_Stored dataset items_

○ ○ ○ ○

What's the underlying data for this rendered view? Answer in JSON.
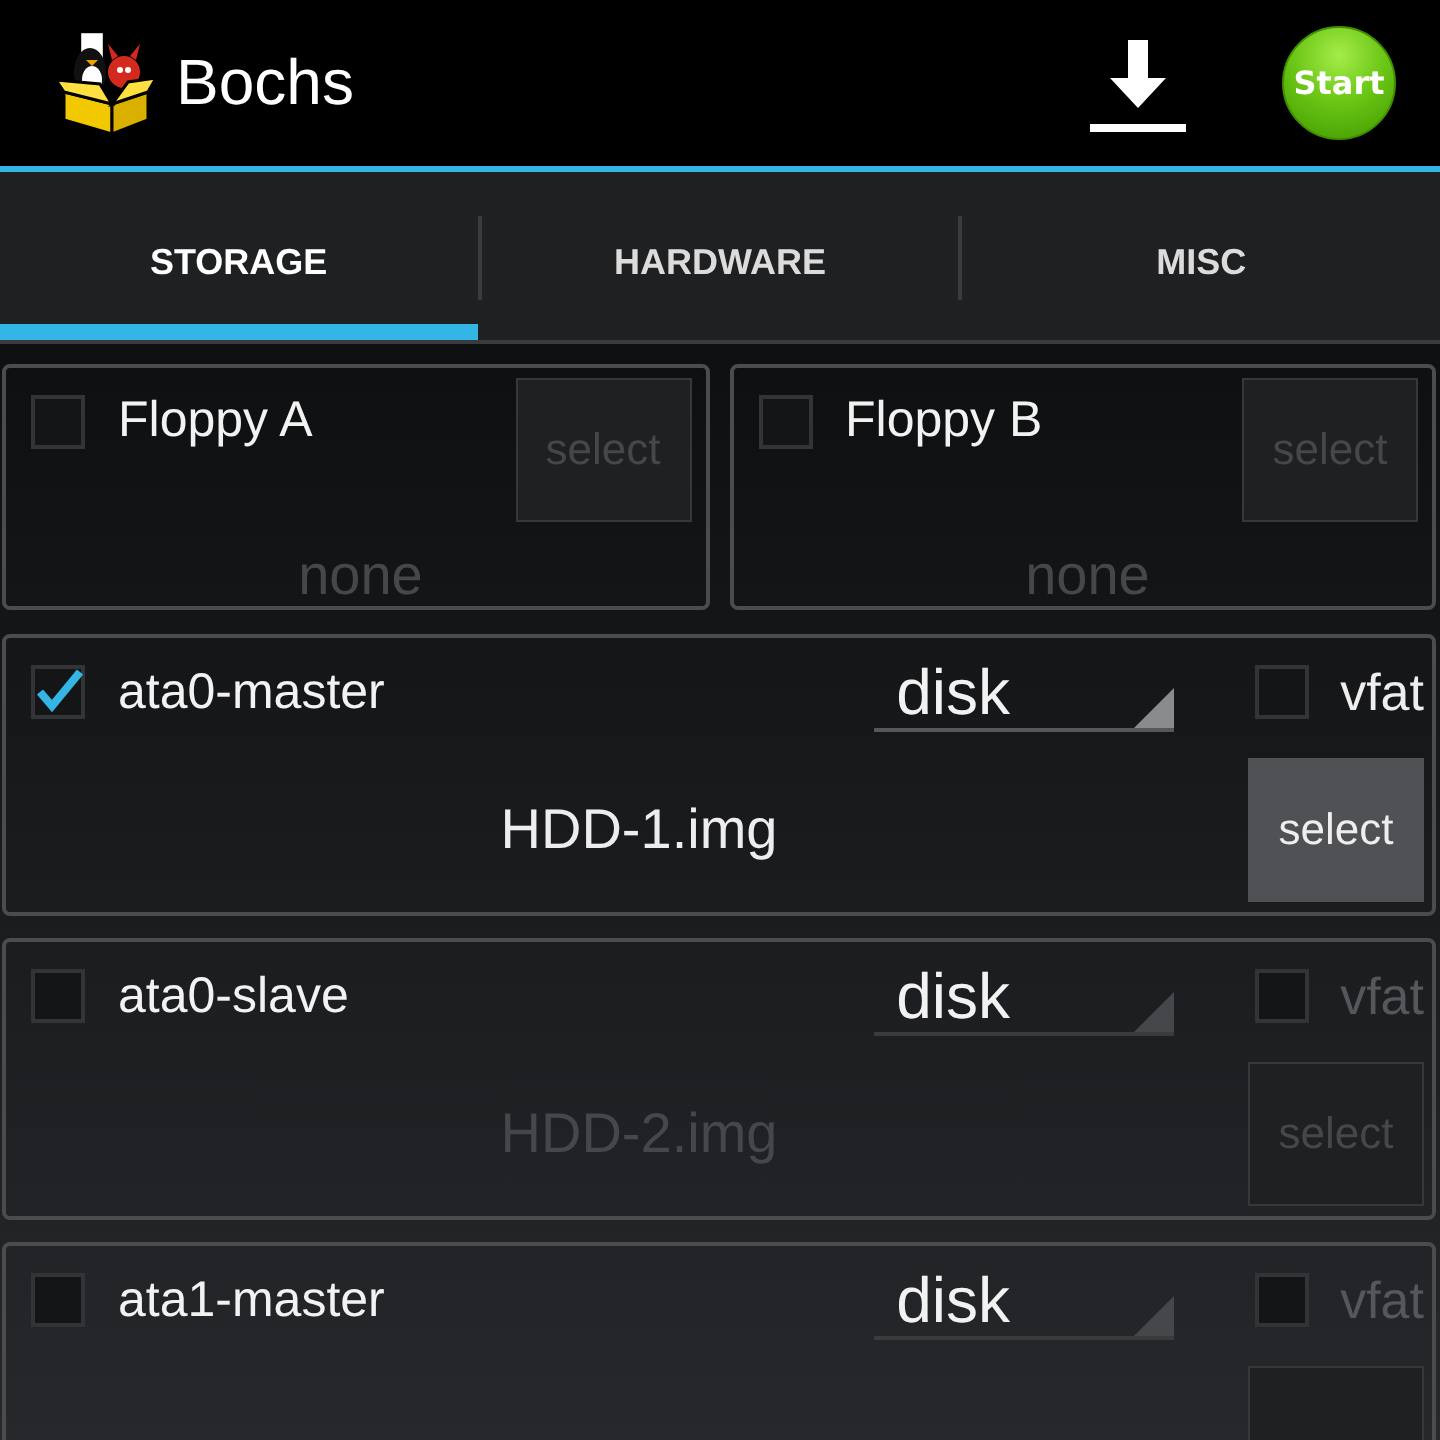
{
  "action_bar": {
    "title": "Bochs",
    "start_button": "Start"
  },
  "tabs": [
    {
      "label": "STORAGE",
      "selected": true
    },
    {
      "label": "HARDWARE",
      "selected": false
    },
    {
      "label": "MISC",
      "selected": false
    }
  ],
  "floppies": [
    {
      "label": "Floppy A",
      "checked": false,
      "button": "select",
      "file": "none"
    },
    {
      "label": "Floppy B",
      "checked": false,
      "button": "select",
      "file": "none"
    }
  ],
  "drives": [
    {
      "label": "ata0-master",
      "checked": true,
      "type": "disk",
      "vfat_label": "vfat",
      "vfat_checked": false,
      "file": "HDD-1.img",
      "button": "select"
    },
    {
      "label": "ata0-slave",
      "checked": false,
      "type": "disk",
      "vfat_label": "vfat",
      "vfat_checked": false,
      "file": "HDD-2.img",
      "button": "select"
    },
    {
      "label": "ata1-master",
      "checked": false,
      "type": "disk",
      "vfat_label": "vfat",
      "vfat_checked": false
    }
  ]
}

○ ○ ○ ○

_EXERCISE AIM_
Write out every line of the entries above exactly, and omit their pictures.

_COMPLETED TASK_
What's the underlying data for this rendered view? Answer in JSON.
{
  "action_bar": {
    "title": "Bochs",
    "start_button": "Start"
  },
  "tabs": [
    {
      "label": "STORAGE",
      "selected": true
    },
    {
      "label": "HARDWARE",
      "selected": false
    },
    {
      "label": "MISC",
      "selected": false
    }
  ],
  "floppies": [
    {
      "label": "Floppy A",
      "checked": false,
      "button": "select",
      "file": "none"
    },
    {
      "label": "Floppy B",
      "checked": false,
      "button": "select",
      "file": "none"
    }
  ],
  "drives": [
    {
      "label": "ata0-master",
      "checked": true,
      "type": "disk",
      "vfat_label": "vfat",
      "vfat_checked": false,
      "file": "HDD-1.img",
      "button": "select"
    },
    {
      "label": "ata0-slave",
      "checked": false,
      "type": "disk",
      "vfat_label": "vfat",
      "vfat_checked": false,
      "file": "HDD-2.img",
      "button": "select"
    },
    {
      "label": "ata1-master",
      "checked": false,
      "type": "disk",
      "vfat_label": "vfat",
      "vfat_checked": false
    }
  ]
}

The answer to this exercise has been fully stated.